'Hear me now, one more task do I have for you and then you shall surely have my daughter. There is an old prisoner in the dungeons, and every night, he escapes and robs someone of something valuable and then returns. If you can keep him from escaping, then you shall have my daughter, but if not, I shall send you home and you shall keep your head.'
For, said he to himself, perhaps he finds a way to accomplish these tasks for he so wishes to keep his head, and now I shall be rid of him.
So the young man, confident that he could keep the prisoner safely, went down to the prison and sat down. As night was coming, the prisoner called for a drink and food and it was brought to him. After eating, he said,
'Would you not like to try some of this wine they gave me? It is a surprise they would give it to me, as it is quite good.'
And the young man, curious, took the cup and drank. It was good, but shortly he fell fast asleep, for it contained a sleeping potion. The prisoner escaped and after awhile, returned.
In the morning, the youngest son came before the king and said,
'O king, I have fulfilled your request. The prisoner is safe in his cell.'
But the king said,
'No, for just last night a barrel of my best wine was stolen and it was by the prisoner you were to guard.' Then, he, mourning, left and took his donkey. And there was the maid who hurried up to him.
'I am sorry you have failed. That first day when you came, I hoped you would help me so that I would be able to tell you not to drink the wine, for he always puts something in it to make the guard go to sleep. I had no other chance to tell you.'

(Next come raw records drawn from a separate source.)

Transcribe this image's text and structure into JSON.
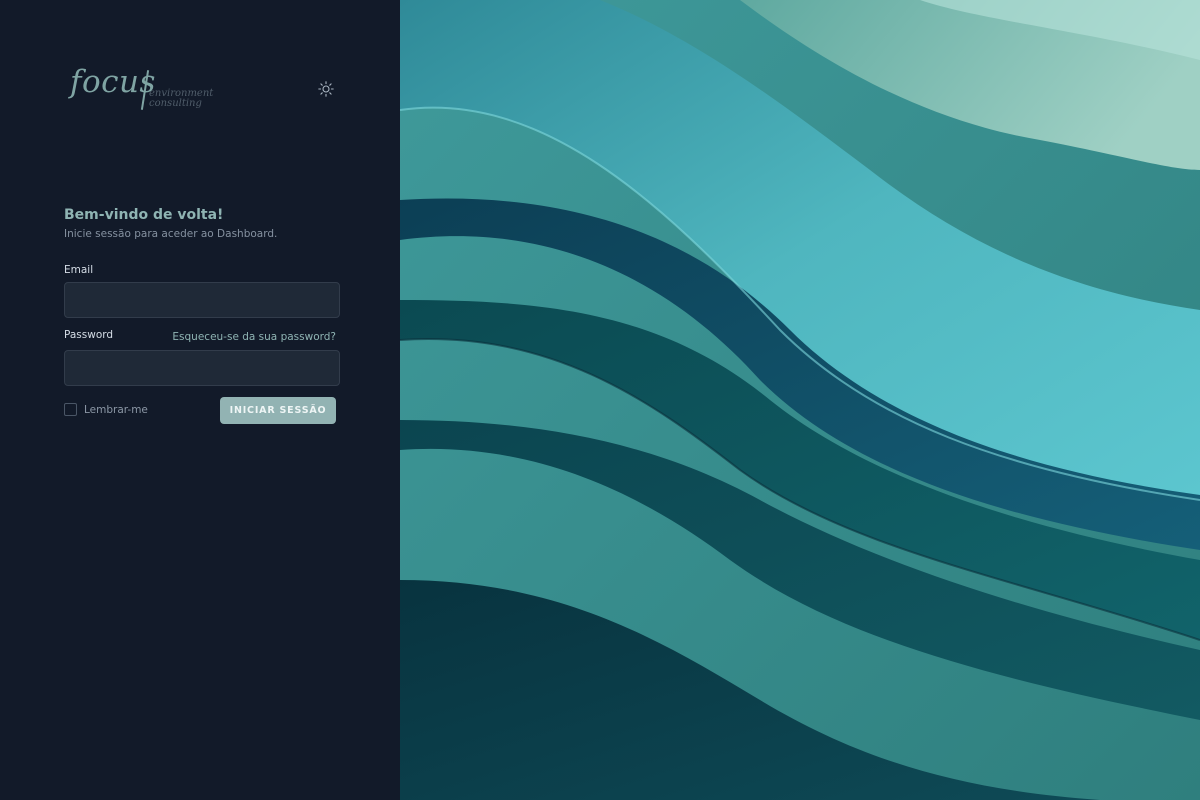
{
  "logo": {
    "brand": "focus",
    "line1": "environment",
    "line2": "consulting"
  },
  "theme_toggle": {
    "icon": "sun-icon"
  },
  "login": {
    "welcome": "Bem-vindo de volta!",
    "subtitle": "Inicie sessão para aceder ao Dashboard.",
    "email_label": "Email",
    "email_value": "",
    "password_label": "Password",
    "password_value": "",
    "forgot_password": "Esqueceu-se da sua password?",
    "remember_me": "Lembrar-me",
    "remember_checked": false,
    "submit": "INICIAR SESSÃO"
  },
  "colors": {
    "panel_bg": "#121a29",
    "accent": "#8fb4b3",
    "button_bg": "#92b3b3",
    "input_bg": "#1f2937"
  }
}
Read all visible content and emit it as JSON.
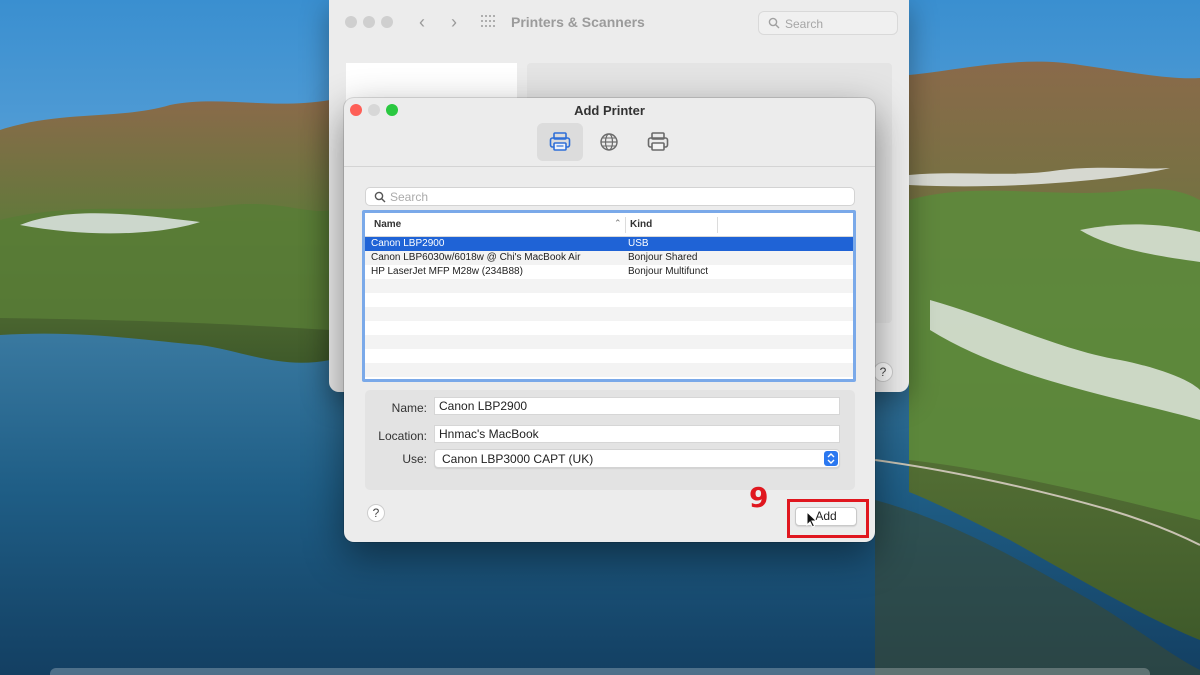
{
  "background_window": {
    "title": "Printers & Scanners",
    "search_placeholder": "Search",
    "help_label": "?"
  },
  "dialog": {
    "title": "Add Printer",
    "toolbar": [
      "default-printers-icon",
      "ip-globe-icon",
      "windows-printer-icon"
    ],
    "search_placeholder": "Search",
    "table": {
      "columns": [
        "Name",
        "Kind"
      ],
      "rows": [
        {
          "name": "Canon LBP2900",
          "kind": "USB",
          "selected": true
        },
        {
          "name": "Canon LBP6030w/6018w @ Chi's MacBook Air",
          "kind": "Bonjour Shared",
          "selected": false
        },
        {
          "name": "HP LaserJet MFP M28w (234B88)",
          "kind": "Bonjour Multifunct",
          "selected": false
        }
      ]
    },
    "form": {
      "name_label": "Name:",
      "name_value": "Canon LBP2900",
      "location_label": "Location:",
      "location_value": "Hnmac's MacBook",
      "use_label": "Use:",
      "use_value": "Canon LBP3000 CAPT (UK)"
    },
    "help_label": "?",
    "add_label": "Add"
  },
  "annotation": {
    "step_number": "9",
    "color": "#e0171f"
  },
  "colors": {
    "selection": "#1f63d6",
    "focus_ring": "#7aa9e9",
    "close": "#fe5f57",
    "zoom": "#2ac840"
  }
}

So he rode away and when he returned home, he told his mother all that had befallen him and she said,
'You should have helped he maid, for then, you surely would have succeeded.'
'But you did not tell me to,' he said.
'Need I tell you everything? Go, get to work, I have no more patience. Alas, what has befallen your brothers who have left me?'
And then her sons came riding down the road and embraced her and showed her their new wives. For they, upon hearing that they had to eat a mountain of cheese or die, had promptly forsaken the job and had taken wives of the nobility; and now were come to take their mother and brother back to live in comfort in the palace. The youngest son married the maid and took over guarding the prisoner and never again did the prisoner escape; for he did not drink the wine that was offered him, because his wife reminded him every day. And they lived Happily Ever After.
Thanks so much to Laura for editing this for me and James for making me a monthly writer!